Mark Zuckerberg is making it easier to tear digital pages out of your Facebook. But that doesn’t mean he wants to.
At first glance, it’s a sincere reaction to the Cambridge Analytica scandal. Under the rubric “It’s Time to Make Our Privacy Tools Easier to Find”, Facebook outlined how it will show users what personal data the social network holds, who can see it, and — crucially — limit how it can be used to serve you ads. You’ll also be able to delete any of it from its servers.
Yet tagged onto the end of the first paragraph is a seemingly casual aside: “Most of these updates have been in the works for some time, but the events of the past several days underscore their importance.”

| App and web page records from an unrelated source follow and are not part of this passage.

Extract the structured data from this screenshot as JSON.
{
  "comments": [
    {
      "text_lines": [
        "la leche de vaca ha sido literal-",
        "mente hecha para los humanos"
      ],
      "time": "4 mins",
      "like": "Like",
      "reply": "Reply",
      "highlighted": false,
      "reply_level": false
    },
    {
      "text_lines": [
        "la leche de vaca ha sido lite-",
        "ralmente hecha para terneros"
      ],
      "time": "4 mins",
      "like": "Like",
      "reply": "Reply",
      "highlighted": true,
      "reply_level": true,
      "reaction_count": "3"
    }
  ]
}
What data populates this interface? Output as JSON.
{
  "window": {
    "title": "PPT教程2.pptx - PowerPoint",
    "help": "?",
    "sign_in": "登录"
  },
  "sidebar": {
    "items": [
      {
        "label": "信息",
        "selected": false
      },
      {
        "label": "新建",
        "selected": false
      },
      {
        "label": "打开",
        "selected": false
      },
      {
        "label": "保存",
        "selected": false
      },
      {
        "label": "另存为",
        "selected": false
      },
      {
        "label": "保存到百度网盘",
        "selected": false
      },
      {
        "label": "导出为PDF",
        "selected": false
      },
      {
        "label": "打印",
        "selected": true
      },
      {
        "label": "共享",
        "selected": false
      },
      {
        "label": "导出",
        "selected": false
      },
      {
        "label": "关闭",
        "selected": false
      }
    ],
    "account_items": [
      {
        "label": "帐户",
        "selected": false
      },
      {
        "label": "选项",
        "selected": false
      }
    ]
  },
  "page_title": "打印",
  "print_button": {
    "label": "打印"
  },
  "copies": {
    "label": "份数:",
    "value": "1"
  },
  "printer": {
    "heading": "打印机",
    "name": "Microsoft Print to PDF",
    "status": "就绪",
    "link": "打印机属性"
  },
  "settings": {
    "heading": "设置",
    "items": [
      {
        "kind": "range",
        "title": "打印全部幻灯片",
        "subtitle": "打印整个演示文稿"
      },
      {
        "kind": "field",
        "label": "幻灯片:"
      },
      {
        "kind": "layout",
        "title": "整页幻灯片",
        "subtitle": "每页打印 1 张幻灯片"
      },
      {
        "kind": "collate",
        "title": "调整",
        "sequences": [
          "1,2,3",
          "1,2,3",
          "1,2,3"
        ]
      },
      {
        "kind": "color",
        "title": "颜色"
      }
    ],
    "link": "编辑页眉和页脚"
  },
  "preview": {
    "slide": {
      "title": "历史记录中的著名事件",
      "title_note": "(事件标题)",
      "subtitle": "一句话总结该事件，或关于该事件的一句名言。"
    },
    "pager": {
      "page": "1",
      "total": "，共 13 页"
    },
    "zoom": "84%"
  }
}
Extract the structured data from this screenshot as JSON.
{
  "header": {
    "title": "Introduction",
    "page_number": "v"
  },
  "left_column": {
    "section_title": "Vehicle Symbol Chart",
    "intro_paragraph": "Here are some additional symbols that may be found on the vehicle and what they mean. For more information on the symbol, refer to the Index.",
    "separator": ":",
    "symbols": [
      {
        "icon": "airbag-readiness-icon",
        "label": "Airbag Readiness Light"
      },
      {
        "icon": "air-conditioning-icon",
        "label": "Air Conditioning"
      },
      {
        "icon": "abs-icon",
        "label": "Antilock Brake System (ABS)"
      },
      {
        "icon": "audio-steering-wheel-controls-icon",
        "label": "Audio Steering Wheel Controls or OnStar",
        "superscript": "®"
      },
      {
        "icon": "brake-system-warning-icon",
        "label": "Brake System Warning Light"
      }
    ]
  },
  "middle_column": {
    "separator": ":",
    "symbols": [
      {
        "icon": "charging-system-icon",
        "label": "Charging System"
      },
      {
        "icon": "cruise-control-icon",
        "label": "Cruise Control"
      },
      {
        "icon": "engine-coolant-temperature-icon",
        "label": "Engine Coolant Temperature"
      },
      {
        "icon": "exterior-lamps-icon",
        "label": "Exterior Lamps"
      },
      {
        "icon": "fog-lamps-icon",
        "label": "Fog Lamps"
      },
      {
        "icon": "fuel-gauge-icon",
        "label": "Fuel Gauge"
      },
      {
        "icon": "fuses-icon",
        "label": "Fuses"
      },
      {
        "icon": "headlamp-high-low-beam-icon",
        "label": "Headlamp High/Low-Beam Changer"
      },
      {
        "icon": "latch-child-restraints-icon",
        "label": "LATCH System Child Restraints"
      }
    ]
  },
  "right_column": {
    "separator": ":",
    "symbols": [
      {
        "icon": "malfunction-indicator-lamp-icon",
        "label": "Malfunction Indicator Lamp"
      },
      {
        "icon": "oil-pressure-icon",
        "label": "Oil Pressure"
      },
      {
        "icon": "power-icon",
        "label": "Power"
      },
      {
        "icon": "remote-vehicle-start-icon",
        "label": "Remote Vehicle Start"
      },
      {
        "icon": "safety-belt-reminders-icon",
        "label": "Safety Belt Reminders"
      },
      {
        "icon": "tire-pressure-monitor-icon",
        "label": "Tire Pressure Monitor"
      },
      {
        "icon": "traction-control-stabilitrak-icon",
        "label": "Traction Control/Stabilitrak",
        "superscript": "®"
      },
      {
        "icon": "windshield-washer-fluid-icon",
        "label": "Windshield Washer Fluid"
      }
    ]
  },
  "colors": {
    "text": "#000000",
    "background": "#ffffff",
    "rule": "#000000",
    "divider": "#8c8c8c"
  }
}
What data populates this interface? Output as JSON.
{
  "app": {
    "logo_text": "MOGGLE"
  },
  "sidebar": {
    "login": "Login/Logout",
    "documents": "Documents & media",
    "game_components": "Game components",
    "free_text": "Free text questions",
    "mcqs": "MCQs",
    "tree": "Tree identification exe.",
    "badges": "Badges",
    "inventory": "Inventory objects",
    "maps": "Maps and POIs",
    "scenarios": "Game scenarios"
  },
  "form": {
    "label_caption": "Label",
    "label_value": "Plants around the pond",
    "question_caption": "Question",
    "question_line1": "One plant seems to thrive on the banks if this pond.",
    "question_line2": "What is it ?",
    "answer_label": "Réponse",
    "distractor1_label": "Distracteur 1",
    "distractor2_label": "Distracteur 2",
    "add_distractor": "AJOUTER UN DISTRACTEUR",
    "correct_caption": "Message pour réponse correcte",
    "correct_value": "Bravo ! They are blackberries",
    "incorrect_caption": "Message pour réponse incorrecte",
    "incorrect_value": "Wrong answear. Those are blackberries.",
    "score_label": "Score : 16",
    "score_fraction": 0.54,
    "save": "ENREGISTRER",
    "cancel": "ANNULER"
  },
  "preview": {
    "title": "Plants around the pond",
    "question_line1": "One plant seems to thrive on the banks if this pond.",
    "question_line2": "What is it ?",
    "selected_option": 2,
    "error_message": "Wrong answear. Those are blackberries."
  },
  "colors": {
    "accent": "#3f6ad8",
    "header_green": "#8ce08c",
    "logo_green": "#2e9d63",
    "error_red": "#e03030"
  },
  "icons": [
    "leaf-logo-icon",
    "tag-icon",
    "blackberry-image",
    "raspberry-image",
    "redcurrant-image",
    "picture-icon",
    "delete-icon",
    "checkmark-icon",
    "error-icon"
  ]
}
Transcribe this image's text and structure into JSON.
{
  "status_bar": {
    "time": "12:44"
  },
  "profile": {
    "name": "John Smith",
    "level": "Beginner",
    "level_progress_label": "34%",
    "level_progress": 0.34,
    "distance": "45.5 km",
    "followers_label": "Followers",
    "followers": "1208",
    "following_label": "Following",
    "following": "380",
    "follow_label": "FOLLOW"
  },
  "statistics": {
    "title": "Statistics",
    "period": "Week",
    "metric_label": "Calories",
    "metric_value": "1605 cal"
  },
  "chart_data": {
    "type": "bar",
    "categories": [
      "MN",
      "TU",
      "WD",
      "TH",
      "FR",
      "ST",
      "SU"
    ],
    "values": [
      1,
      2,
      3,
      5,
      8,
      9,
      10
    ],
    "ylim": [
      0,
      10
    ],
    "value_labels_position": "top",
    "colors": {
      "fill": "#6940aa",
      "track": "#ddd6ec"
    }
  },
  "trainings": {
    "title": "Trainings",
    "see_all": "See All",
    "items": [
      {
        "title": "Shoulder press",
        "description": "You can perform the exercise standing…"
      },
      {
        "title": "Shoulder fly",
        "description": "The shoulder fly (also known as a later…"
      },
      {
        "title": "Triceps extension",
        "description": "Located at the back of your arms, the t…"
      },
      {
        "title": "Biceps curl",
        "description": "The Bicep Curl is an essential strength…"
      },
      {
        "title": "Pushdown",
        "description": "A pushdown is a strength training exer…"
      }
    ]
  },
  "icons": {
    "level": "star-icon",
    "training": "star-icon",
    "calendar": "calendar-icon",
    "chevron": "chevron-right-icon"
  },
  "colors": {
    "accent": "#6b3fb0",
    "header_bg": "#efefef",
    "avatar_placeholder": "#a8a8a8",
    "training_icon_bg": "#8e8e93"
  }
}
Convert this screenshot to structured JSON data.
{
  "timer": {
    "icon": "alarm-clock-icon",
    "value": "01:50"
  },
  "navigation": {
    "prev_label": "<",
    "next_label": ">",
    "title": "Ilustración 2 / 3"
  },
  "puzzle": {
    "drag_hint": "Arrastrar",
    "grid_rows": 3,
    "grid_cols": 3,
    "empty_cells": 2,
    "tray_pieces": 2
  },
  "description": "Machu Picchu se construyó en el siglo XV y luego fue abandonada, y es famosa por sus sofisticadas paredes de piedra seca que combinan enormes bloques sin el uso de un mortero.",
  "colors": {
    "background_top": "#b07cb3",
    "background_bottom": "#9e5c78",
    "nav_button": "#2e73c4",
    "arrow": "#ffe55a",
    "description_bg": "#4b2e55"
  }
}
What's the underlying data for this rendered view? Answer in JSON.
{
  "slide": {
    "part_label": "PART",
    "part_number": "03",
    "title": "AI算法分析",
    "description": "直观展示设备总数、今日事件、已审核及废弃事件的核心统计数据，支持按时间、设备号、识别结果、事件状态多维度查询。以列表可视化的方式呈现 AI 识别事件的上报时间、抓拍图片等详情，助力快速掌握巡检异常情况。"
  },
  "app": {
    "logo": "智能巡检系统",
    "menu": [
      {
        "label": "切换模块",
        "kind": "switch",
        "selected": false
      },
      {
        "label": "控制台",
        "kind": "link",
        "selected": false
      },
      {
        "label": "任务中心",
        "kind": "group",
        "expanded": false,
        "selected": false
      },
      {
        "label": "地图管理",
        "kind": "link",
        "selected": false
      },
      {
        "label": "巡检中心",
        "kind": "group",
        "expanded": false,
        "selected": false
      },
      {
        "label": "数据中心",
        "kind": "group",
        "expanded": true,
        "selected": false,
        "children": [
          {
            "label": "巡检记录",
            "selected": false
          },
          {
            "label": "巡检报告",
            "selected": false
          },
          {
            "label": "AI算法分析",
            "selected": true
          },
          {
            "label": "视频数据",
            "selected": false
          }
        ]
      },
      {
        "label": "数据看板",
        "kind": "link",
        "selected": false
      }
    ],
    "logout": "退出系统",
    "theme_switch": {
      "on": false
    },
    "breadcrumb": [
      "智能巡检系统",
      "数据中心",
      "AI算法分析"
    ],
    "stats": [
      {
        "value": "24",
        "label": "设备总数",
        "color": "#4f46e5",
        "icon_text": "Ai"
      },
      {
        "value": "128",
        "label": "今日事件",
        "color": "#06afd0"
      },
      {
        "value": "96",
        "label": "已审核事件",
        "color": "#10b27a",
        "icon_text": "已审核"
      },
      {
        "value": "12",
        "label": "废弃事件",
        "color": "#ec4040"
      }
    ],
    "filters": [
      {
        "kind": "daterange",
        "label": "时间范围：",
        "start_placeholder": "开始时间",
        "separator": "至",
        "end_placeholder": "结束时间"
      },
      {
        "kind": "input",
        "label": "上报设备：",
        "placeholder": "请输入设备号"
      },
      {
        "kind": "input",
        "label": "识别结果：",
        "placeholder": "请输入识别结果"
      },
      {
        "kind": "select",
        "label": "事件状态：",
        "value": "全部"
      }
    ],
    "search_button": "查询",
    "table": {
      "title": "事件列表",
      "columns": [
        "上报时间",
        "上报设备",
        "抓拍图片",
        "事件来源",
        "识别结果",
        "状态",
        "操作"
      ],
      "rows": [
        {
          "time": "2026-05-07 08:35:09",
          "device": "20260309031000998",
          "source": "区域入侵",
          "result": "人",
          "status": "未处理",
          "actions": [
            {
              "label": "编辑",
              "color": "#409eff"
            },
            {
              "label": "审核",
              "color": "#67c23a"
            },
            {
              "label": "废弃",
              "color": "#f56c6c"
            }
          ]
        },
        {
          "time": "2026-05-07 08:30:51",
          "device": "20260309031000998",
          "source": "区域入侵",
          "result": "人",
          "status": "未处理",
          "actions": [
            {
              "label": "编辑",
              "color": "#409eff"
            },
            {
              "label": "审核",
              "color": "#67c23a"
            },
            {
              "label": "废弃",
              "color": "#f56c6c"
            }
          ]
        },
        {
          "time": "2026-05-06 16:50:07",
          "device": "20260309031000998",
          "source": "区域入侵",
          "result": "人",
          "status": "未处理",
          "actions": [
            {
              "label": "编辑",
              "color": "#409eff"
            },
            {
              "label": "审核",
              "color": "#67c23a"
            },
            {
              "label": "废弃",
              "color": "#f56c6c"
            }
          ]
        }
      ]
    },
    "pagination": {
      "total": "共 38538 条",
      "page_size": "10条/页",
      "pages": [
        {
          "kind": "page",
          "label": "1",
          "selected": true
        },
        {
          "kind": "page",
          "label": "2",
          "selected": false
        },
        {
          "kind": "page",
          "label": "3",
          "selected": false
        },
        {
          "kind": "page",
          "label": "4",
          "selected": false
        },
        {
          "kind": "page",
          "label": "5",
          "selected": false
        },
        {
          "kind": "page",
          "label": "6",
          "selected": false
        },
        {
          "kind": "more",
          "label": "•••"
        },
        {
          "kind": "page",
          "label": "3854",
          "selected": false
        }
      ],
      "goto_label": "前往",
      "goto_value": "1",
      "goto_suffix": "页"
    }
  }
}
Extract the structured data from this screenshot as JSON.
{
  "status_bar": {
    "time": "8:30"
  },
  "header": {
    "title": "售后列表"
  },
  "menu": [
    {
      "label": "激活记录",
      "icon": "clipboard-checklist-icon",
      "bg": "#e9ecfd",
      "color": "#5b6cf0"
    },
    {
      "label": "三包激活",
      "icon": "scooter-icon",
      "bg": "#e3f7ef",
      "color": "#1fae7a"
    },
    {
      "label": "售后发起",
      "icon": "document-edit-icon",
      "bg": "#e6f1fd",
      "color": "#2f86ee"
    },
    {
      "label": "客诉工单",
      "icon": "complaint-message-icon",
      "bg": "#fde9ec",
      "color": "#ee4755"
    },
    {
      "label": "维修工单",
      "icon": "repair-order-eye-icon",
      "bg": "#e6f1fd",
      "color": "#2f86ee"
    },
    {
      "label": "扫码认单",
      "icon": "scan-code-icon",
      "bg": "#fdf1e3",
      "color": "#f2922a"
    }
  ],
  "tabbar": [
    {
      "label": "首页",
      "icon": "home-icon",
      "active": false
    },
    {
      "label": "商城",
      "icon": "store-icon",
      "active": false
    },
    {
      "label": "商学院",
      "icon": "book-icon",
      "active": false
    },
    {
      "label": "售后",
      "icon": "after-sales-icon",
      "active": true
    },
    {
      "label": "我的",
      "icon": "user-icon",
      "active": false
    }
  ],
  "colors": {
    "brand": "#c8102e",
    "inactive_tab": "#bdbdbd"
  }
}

The reality is that most, if not all, of the measures are required by the General Data Protection Regulation, a law imposed by the European Union which becomes enforceable from 25 May. The ability to download your photos and posts and move them elsewhere? That falls under the GDPR’s “Data Portability” stipulations. To delete data? The GDPR dubs that the “Right to be Forgotten”. Seeing how your data is used to push ads in your direction? That’s the “Right to Access”.
Accelerating the measures is clearly politically expedient, which is why I chuckled at the assertion in the press release headline that “It’s Time”. As with so much news flow relating to data over the past two years, there’s an overwhelming sense that the barn door is casually being closed long after the horse has bolted.
Admittedly, Facebook would only have been forced to implement the new GDPR measures in Europe. But it would have been a pain anyway to manage two different data policies around the world.
There’s little doubt that the measures imposed by GDPR will hurt Zuckerberg’s company. Having so many of your photos stored on the social network, for instance, discourages you from quitting. It builds “stickiness”, as the industry calls it. Now you can download and delete all those snaps, it’s easier to kick your Facebook habit. That could prove significant: its daily active users had already declined in the US in the fourth quarter for the first time.
The penalty, should Facebook infringe any of these European rules, is relatively steep: 4% of global revenue. For 2017, that would mean writing a check for US$1.6bn.
The new measures are undeniably in the interest of the consumer. But only the timing is voluntary. — Reported by Alex Webb, (c) 2018 Bloomberg LP